[EXERCISE MATERIALS — start]

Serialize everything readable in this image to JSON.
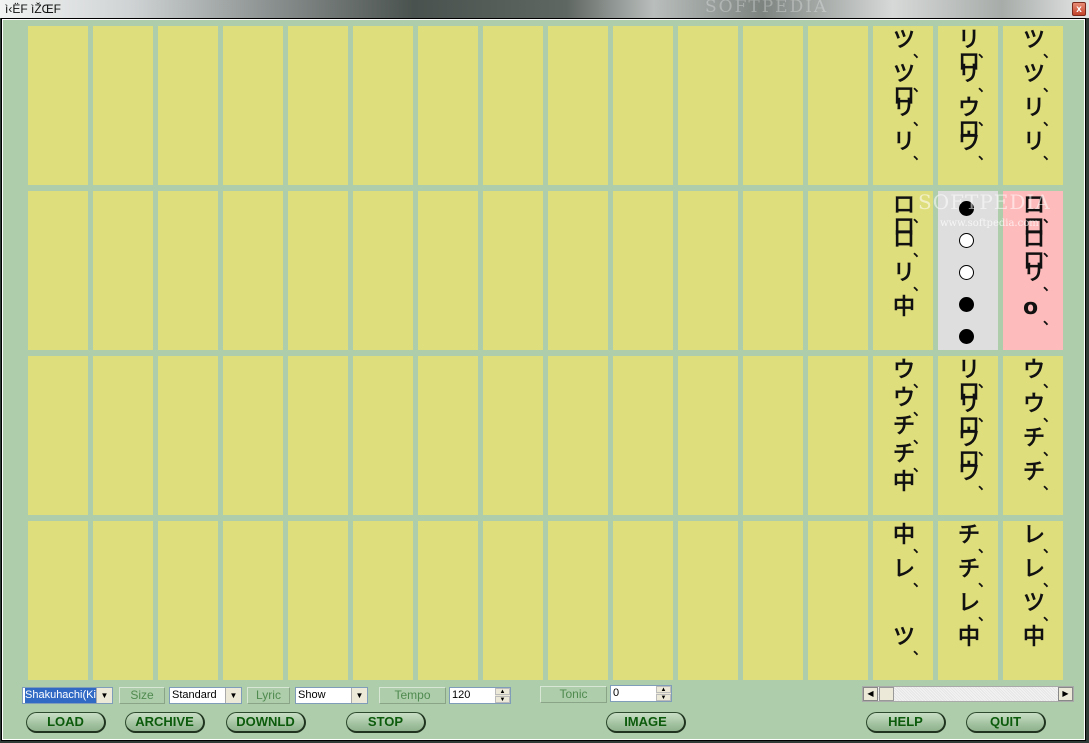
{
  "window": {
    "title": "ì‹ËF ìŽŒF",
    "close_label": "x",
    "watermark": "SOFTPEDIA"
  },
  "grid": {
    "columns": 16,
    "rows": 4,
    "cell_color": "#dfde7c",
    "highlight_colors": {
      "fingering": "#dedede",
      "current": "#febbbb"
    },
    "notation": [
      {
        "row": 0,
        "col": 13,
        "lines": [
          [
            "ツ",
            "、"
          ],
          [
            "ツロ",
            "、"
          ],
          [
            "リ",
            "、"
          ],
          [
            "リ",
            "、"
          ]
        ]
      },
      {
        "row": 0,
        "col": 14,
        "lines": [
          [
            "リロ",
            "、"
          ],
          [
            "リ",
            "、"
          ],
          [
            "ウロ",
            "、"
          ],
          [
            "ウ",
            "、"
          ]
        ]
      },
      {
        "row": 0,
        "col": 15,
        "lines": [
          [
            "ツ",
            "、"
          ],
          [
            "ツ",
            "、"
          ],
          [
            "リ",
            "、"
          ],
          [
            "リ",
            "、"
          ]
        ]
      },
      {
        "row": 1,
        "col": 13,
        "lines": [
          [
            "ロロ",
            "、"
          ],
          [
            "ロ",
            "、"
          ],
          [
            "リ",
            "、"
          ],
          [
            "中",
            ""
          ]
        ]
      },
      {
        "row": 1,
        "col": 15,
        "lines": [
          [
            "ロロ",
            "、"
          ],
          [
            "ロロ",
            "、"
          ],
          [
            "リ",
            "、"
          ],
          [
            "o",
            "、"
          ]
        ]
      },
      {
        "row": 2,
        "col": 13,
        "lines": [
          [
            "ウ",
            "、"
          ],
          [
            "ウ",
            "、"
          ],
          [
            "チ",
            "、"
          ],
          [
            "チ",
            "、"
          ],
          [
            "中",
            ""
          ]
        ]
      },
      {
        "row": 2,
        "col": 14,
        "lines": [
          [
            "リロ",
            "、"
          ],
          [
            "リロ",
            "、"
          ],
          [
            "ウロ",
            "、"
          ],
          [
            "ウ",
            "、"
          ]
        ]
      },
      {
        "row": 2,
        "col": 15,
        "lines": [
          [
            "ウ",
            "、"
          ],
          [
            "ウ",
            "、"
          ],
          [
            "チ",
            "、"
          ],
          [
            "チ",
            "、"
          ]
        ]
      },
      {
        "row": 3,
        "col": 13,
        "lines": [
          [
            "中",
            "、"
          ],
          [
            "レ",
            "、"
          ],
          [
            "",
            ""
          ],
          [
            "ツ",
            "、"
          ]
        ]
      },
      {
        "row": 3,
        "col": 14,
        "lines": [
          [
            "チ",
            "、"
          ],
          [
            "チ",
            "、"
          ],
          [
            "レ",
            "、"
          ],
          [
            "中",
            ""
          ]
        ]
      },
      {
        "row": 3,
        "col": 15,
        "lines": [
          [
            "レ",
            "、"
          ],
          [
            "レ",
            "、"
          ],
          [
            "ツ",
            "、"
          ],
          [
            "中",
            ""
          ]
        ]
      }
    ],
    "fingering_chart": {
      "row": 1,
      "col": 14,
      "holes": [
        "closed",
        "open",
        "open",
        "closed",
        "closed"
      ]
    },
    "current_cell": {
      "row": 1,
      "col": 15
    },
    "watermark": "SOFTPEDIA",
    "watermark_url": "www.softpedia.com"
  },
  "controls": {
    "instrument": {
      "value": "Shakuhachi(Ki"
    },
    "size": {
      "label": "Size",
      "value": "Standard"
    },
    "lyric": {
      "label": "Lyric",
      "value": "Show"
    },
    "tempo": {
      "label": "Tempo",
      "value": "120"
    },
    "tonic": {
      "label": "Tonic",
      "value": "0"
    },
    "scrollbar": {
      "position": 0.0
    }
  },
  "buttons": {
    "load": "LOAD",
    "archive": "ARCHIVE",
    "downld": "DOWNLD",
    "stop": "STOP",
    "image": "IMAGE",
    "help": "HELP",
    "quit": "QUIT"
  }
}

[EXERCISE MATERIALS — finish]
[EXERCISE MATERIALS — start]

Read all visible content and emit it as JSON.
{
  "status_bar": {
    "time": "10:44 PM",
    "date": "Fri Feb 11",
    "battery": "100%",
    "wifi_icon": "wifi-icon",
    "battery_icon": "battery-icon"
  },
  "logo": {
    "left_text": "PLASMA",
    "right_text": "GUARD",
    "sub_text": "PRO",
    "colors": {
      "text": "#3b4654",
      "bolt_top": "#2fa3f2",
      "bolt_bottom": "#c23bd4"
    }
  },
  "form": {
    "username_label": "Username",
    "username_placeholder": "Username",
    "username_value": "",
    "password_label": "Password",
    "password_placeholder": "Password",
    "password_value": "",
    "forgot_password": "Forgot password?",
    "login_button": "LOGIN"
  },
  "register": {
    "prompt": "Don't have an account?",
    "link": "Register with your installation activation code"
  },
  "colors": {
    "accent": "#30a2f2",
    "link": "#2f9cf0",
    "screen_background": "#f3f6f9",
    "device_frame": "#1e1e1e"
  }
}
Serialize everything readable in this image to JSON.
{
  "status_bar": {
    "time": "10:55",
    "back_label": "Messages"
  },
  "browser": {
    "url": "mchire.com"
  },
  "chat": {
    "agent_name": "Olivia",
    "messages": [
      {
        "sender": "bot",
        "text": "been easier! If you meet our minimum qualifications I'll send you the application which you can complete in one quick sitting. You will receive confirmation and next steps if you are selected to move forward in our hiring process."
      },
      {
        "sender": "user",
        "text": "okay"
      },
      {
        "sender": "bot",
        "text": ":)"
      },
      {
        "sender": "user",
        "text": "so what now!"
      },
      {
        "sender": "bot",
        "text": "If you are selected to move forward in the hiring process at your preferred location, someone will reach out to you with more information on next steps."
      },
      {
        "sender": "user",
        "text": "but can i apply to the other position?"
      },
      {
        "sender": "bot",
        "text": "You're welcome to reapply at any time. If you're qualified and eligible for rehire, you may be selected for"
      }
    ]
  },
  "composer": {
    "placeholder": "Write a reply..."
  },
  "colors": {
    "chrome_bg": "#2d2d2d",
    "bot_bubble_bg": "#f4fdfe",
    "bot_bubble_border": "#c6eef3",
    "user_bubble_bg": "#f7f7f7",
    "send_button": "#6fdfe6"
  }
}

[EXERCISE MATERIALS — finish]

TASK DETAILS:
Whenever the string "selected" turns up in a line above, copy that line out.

FINISHED TASK:
        "text": "been easier! If you meet our minimum qualifications I'll send you the application which you can complete in one quick sitting. You will receive confirmation and next steps if you are selected to move forward in our hiring process."
        "text": "If you are selected to move forward in the hiring process at your preferred location, someone will reach out to you with more information on next steps."
        "text": "You're welcome to reapply at any time. If you're qualified and eligible for rehire, you may be selected for"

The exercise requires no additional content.